It was safer behind bars.

The U.S. took another step towards closure on the 2000 U.S.S. Cole bombing on Sunday. A year after a SEALs strike took down Osama bin Laden, one of al-Qaeda’s local operators for the Cole bombing, an American drone strike killed Fahd al Quso in Yemen with the Yemeni government’s blessing.


Quso’s death leaves only Jamal al-Badawi at large, another al-Qaeda local operator in the bombing and fellow FBI Top 10 Most Wanted Lister. The U.S. military is holding Abd al Rahim al-Nashiri, the Cole mastermind and field commander in Guantanamo Bay, and will bring him before a military commission trial in November where he faces the death penalty.


Quso escaped a Yemeni prison in 2003, was re-imprisoned after he turned himself in and in 2004 sentenced to 10 years. He served 5 until Yemen secretly released him in 2007. In May 2010, Quso issued a statement again threatening U.S. warships. Later that year the U.S. State Department designated him a global terrorist, but he had always faced U.S. charges and had a bounty on his head.

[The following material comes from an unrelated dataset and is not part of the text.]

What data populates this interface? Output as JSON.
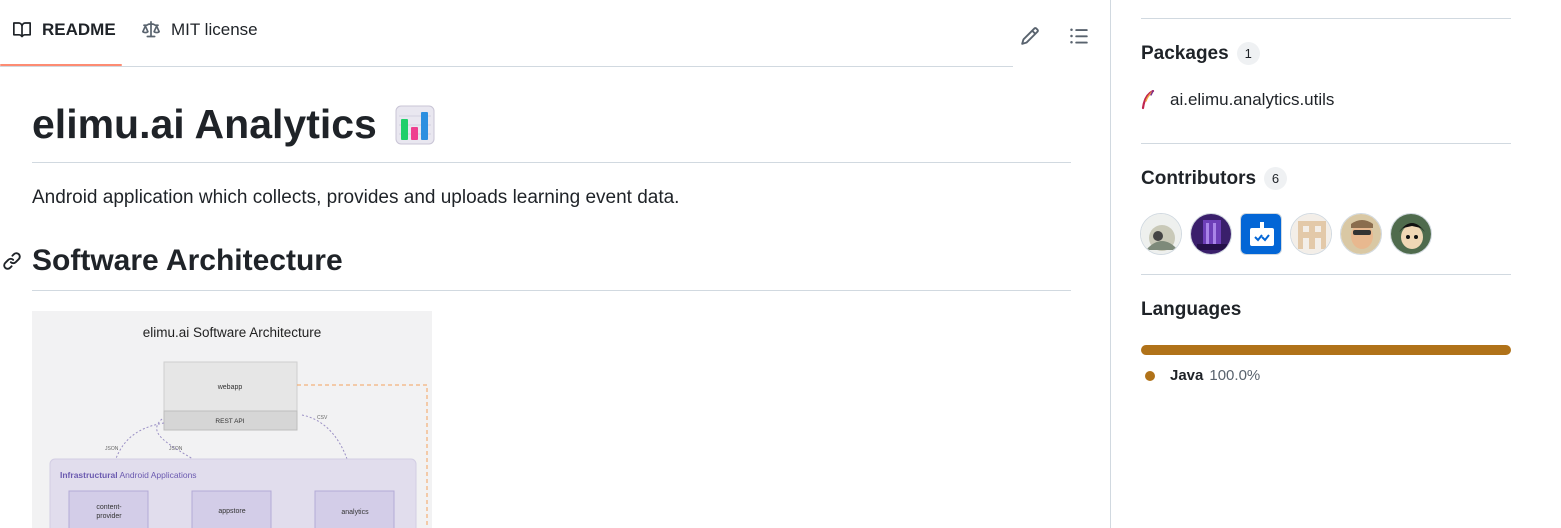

Cole aboard M/V Marlin.

While not belittling the serious threat posed by Quso, his efforts had a touch of the slapstick. The Cole was the second bombing attempt – the first failed to strike the USS The Sullivans when the plotters overloaded the boat, which sank before hitting its mark. According to the 9/11 Commission Report, the Cole bombing was also less than the propaganda coup al-Qaeda hoped for as Quso, who was to film the attack from an apartment nearby, overslept and missed the action.


Sunday’s actions bring the U.S. Navy once step closer to book-ending the Cole bombing in a similar way achieved with 9/11 last year. But as the world is forever a changed place since that day in September, the significant increase in anti-terrorism / force protection measures implemented since the Cole will remain in place long after the U.S. reaches closure on that October.

Top Photo: Yahya Arhab. Bottom Photo: U.S. Navy